Understanding these crucial data modelling types sets the stage for delving into the various techniques employed in the data modelling process.
Data Modeling Techniques
- Entity-Relationship Diagram (ERD) Technique: This technique focuses on modelling and designing relational or traditional databases. It utilises visual representations to illustrate the relationships between various entities within the system, aiding in the development and understanding of database structures.
- Unified Modeling Language (UML) Class Diagrams: The UML is a standardised notation for modelling and designing information systems. UML class diagrams offer a comprehensive way to represent classes, their attributes, methods, and the associations between different objects, providing a holistic view of the data model and its functionalities.
- Data Dictionary Modeling Technique: This technique involves the tabular representation of data assets, serving as a centralised repository for defining and managing data elements, structures, and their relationships within a system. The data dictionary facilitates efficient data management and documentation, ensuring clarity and consistency in data usage and interpretation.
Data Modeling Tools
Data modelling tools play a pivotal role in transforming data into a structured and usable format, making them essential for professionals pursuing a Data Science Course in Chennai. These tools facilitate the creation of a database structure from conceptual diagrams, simplifying the process of data connection and enabling the construction of an optimal data structure tailored to specific requirements.
Importance of Data Modeling
Data modelling serves as a fundamental pillar in data management, governance, and intelligence, offering a multitude of benefits:
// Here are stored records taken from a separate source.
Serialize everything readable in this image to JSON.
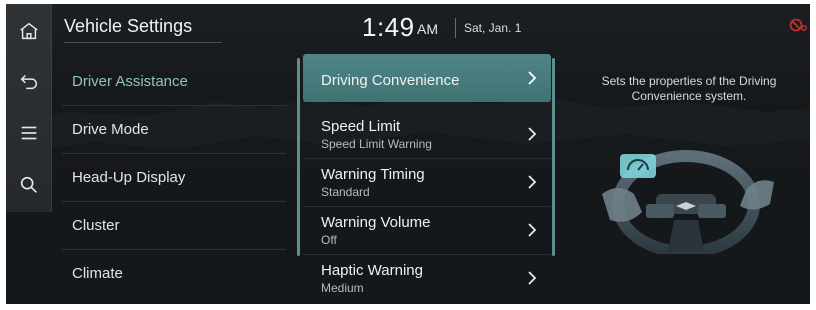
{
  "header": {
    "title": "Vehicle Settings",
    "time": "1:49",
    "ampm": "AM",
    "date": "Sat, Jan. 1",
    "status_icon": "connectivity-off-icon"
  },
  "rail": {
    "items": [
      {
        "name": "home",
        "icon": "home-icon"
      },
      {
        "name": "back",
        "icon": "back-icon"
      },
      {
        "name": "menu",
        "icon": "menu-icon"
      },
      {
        "name": "search",
        "icon": "search-icon"
      }
    ]
  },
  "categories": [
    {
      "label": "Driver Assistance",
      "active": true
    },
    {
      "label": "Drive Mode",
      "active": false
    },
    {
      "label": "Head-Up Display",
      "active": false
    },
    {
      "label": "Cluster",
      "active": false
    },
    {
      "label": "Climate",
      "active": false
    }
  ],
  "sub_items": [
    {
      "label": "Driving Convenience",
      "value": "",
      "active": true
    },
    {
      "label": "Speed Limit",
      "value": "Speed Limit Warning",
      "active": false
    },
    {
      "label": "Warning Timing",
      "value": "Standard",
      "active": false
    },
    {
      "label": "Warning Volume",
      "value": "Off",
      "active": false
    },
    {
      "label": "Haptic Warning",
      "value": "Medium",
      "active": false
    }
  ],
  "description": "Sets the properties of the Driving Convenience system.",
  "colors": {
    "accent": "#4f8586",
    "active_text": "#8fc3c3",
    "status_red": "#d0312d"
  }
}
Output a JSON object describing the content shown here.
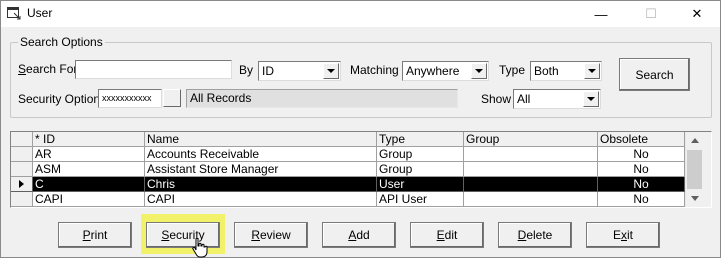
{
  "window": {
    "title": "User"
  },
  "titlebar": {
    "minimize": "—",
    "maximize": "☐",
    "close": "✕"
  },
  "search": {
    "group_title": "Search Options",
    "search_for_label": "Search For",
    "search_for_value": "",
    "by_label": "By",
    "by_value": "ID",
    "matching_label": "Matching",
    "matching_value": "Anywhere",
    "type_label": "Type",
    "type_value": "Both",
    "search_button": "Search",
    "security_option_label": "Security Option",
    "security_option_value": "xxxxxxxxxxx",
    "records_value": "All Records",
    "show_label": "Show",
    "show_value": "All"
  },
  "grid": {
    "columns": [
      "* ID",
      "Name",
      "Type",
      "Group",
      "Obsolete"
    ],
    "rows": [
      {
        "id": "AR",
        "name": "Accounts Receivable",
        "type": "Group",
        "group": "",
        "obsolete": "No",
        "selected": false
      },
      {
        "id": "ASM",
        "name": "Assistant Store Manager",
        "type": "Group",
        "group": "",
        "obsolete": "No",
        "selected": false
      },
      {
        "id": "C",
        "name": "Chris",
        "type": "User",
        "group": "",
        "obsolete": "No",
        "selected": true
      },
      {
        "id": "CAPI",
        "name": "CAPI",
        "type": "API User",
        "group": "",
        "obsolete": "No",
        "selected": false
      }
    ]
  },
  "buttons": {
    "print": "Print",
    "security": "Security",
    "review": "Review",
    "add": "Add",
    "edit": "Edit",
    "delete": "Delete",
    "exit": "Exit"
  },
  "colors": {
    "highlight": "#f2f252",
    "selected_row": "#000000"
  },
  "icons": {
    "window": "window-icon",
    "dropdown": "chevron-down-icon",
    "cursor": "pointer-cursor-icon"
  }
}
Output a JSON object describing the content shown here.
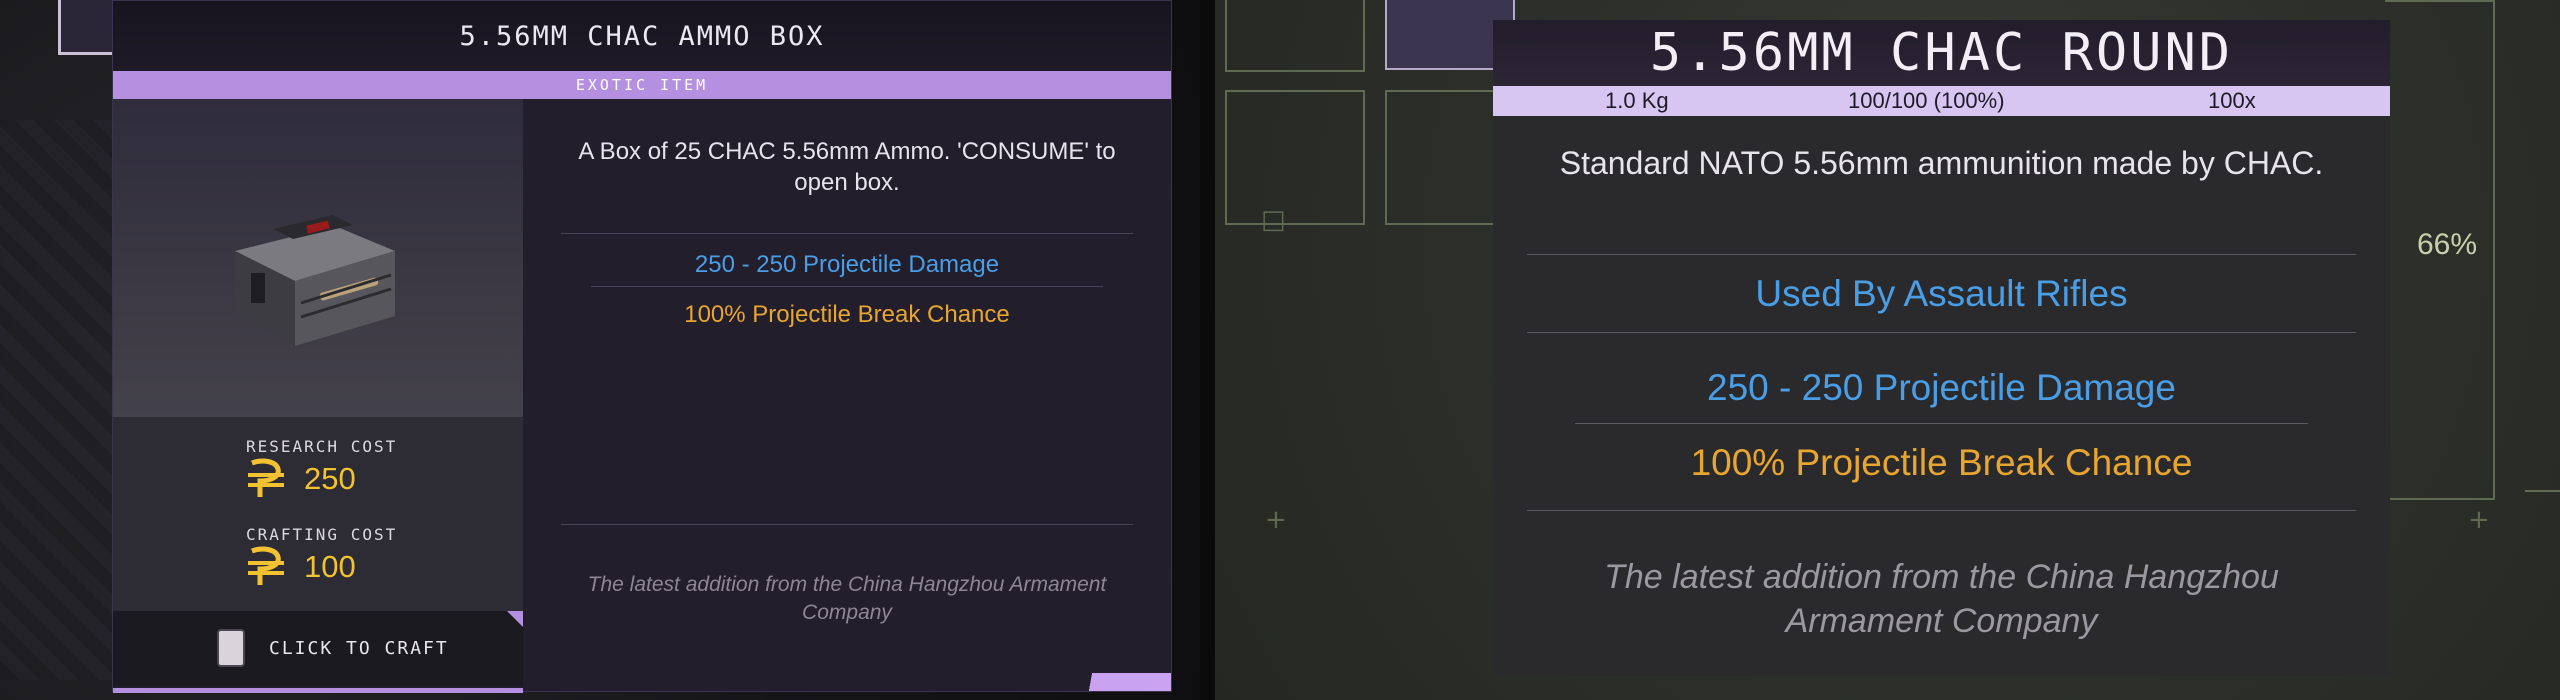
{
  "left_tooltip": {
    "title": "5.56MM CHAC AMMO BOX",
    "rarity": "EXOTIC ITEM",
    "description": "A Box of 25 CHAC 5.56mm Ammo. 'CONSUME' to open box.",
    "damage": "250 - 250 Projectile Damage",
    "break_chance": "100% Projectile Break Chance",
    "flavor": "The latest addition from the China Hangzhou Armament Company",
    "research_cost_label": "RESEARCH COST",
    "research_cost_value": "250",
    "crafting_cost_label": "CRAFTING COST",
    "crafting_cost_value": "100",
    "craft_action": "CLICK TO CRAFT",
    "icons": {
      "item": "ammo-case-icon",
      "currency": "credits-icon",
      "key": "craft-key-icon"
    }
  },
  "right_tooltip": {
    "title": "5.56MM CHAC ROUND",
    "weight": "1.0 Kg",
    "durability": "100/100 (100%)",
    "quantity": "100x",
    "description": "Standard NATO 5.56mm ammunition made by CHAC.",
    "used_by": "Used By Assault Rifles",
    "damage": "250 - 250 Projectile Damage",
    "break_chance": "100% Projectile Break Chance",
    "flavor": "The latest addition from the China Hangzhou Armament Company",
    "percent_indicator": "66%"
  },
  "colors": {
    "exotic_purple": "#b58fe0",
    "damage_blue": "#4a9ee6",
    "break_orange": "#e8a530",
    "cost_yellow": "#f2c230",
    "stat_bar": "#d7c6f2"
  }
}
- Enhanced data documentation and clarity, leading to improved data quality and performance with minimal errors.
- Compliance with regulatory standards, ensuring adherence to governmental laws and industry regulations.
- Empowerment of employees to make informed data-driven decisions and formulate effective strategies.
- Facilitation of business intelligence through the identification of new opportunities, thus expanding the capabilities of data utilisation and analysis.